Jonah, my little Jonah. My baby; my last shot; the apple of my eye. The creation of his very life was a last-minute decision. This child we couldn’t afford and for whom we had no room has blessed us and stretched us in ways we never dreamed. Going from a family of four to a family of five is quite the leap. Everything in life seems best-suited for even numbers, but with Jonah, we’ve never been more proud to be, well … odd. He’s a lover. He’s a pleaser. And he’s a talker with a crazy vocabulary for his age. He’s potty trained now, and quite independent with his technique, yet still wants someone present to watch him … I assume for fear of falling in. His current obsession with Thomas the Train is a sight to behold. Unlike his brother Davy’s train obsession at the same age, in which he would meticulously engineer complicated track patterns all over our house, Jonah is perfectly content lining up trains on any elevated surface and crashing them over the edge. He seems to fancy destruction, and hits his head more than any child I’ve ever seen. Always running, always bouncing, and always giggling, we now understand why people say that children will keep you young. But at the end of the day, into our laps he goes to cuddle as we read him a story. Always rocked to sleep, he’s never once been put to bed awake … and as long as it’s in my control, that’s the way it will stay. My prayer for Jonah is that he adjusts to his new Tuesday/Thursday program well. I pray that he continues to fill our home with his beautiful, joyous spirit. And I pray that we always look upon him as the best “irresponsible” decision we ever made … because he is.

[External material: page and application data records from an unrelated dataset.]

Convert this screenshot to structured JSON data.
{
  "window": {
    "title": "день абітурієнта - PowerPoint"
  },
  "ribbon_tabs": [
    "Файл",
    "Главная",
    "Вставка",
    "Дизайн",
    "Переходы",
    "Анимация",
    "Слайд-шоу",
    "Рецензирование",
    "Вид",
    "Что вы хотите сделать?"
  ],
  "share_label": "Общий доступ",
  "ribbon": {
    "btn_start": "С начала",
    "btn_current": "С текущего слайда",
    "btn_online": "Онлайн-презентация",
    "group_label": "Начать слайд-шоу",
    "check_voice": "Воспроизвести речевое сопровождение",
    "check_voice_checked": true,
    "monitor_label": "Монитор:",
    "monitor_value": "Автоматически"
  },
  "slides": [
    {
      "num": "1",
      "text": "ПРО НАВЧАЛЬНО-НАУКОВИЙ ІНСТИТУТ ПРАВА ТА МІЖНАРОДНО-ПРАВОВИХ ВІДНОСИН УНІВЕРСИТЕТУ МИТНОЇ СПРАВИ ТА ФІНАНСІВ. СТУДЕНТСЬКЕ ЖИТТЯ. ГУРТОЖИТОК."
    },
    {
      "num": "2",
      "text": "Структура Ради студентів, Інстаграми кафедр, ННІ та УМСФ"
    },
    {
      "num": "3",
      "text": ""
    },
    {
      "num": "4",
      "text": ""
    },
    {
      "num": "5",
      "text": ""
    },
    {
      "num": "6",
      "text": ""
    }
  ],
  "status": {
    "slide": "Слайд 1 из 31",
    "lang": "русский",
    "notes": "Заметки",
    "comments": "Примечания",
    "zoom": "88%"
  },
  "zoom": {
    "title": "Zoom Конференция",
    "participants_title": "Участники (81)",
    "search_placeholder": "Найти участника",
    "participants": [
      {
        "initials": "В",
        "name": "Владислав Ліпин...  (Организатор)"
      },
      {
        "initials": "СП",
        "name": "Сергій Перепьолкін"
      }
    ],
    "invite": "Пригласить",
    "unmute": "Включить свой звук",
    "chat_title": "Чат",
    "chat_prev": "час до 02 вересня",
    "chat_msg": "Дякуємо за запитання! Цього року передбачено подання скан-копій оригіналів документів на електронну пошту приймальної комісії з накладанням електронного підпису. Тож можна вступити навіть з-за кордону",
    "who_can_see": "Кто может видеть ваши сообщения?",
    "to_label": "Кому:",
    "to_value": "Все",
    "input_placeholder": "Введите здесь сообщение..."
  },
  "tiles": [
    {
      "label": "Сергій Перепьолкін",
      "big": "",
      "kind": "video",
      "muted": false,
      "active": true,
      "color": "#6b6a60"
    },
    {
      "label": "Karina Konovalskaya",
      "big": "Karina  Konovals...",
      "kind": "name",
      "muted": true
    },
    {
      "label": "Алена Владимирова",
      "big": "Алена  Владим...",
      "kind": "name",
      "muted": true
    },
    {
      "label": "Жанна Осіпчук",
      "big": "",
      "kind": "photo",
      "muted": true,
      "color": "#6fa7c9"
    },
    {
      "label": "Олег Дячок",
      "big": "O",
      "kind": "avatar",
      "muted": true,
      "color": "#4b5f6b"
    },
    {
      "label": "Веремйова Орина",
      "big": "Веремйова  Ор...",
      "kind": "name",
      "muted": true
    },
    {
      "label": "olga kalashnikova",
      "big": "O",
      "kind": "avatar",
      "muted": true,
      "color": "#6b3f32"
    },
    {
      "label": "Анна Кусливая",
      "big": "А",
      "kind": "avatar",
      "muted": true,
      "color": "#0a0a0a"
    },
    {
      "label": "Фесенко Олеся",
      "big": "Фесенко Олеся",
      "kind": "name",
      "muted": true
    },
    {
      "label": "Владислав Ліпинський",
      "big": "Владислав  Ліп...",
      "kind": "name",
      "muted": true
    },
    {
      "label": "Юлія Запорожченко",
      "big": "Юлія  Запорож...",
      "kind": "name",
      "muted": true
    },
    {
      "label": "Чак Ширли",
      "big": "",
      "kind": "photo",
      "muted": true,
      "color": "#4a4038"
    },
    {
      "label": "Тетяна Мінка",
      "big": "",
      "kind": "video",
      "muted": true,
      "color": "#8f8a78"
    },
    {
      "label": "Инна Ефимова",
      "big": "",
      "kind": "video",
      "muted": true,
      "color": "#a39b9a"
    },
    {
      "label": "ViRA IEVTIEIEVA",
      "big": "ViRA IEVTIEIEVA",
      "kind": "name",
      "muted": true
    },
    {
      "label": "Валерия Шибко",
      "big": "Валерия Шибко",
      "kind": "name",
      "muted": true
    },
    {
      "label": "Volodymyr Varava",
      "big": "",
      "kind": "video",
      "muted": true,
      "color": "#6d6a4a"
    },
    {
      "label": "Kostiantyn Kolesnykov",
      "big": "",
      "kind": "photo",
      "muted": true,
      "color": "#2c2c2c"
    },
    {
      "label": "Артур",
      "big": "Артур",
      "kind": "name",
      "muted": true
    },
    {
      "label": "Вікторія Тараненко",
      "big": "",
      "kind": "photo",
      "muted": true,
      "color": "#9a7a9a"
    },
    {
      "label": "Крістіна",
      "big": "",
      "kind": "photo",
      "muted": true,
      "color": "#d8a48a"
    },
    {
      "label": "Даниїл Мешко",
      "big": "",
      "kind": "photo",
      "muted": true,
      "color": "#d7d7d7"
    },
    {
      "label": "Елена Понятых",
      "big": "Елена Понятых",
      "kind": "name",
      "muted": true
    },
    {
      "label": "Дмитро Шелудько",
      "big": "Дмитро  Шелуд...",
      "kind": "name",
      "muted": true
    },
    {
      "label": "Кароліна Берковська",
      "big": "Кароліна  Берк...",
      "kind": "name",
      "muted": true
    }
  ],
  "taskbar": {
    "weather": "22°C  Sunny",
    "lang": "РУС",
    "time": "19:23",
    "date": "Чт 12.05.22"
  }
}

Tomorrow’s the day. I’m ready. And I suppose I’ll meet you back here next year with another report.
Apologies for any typos … I’m typing through tears.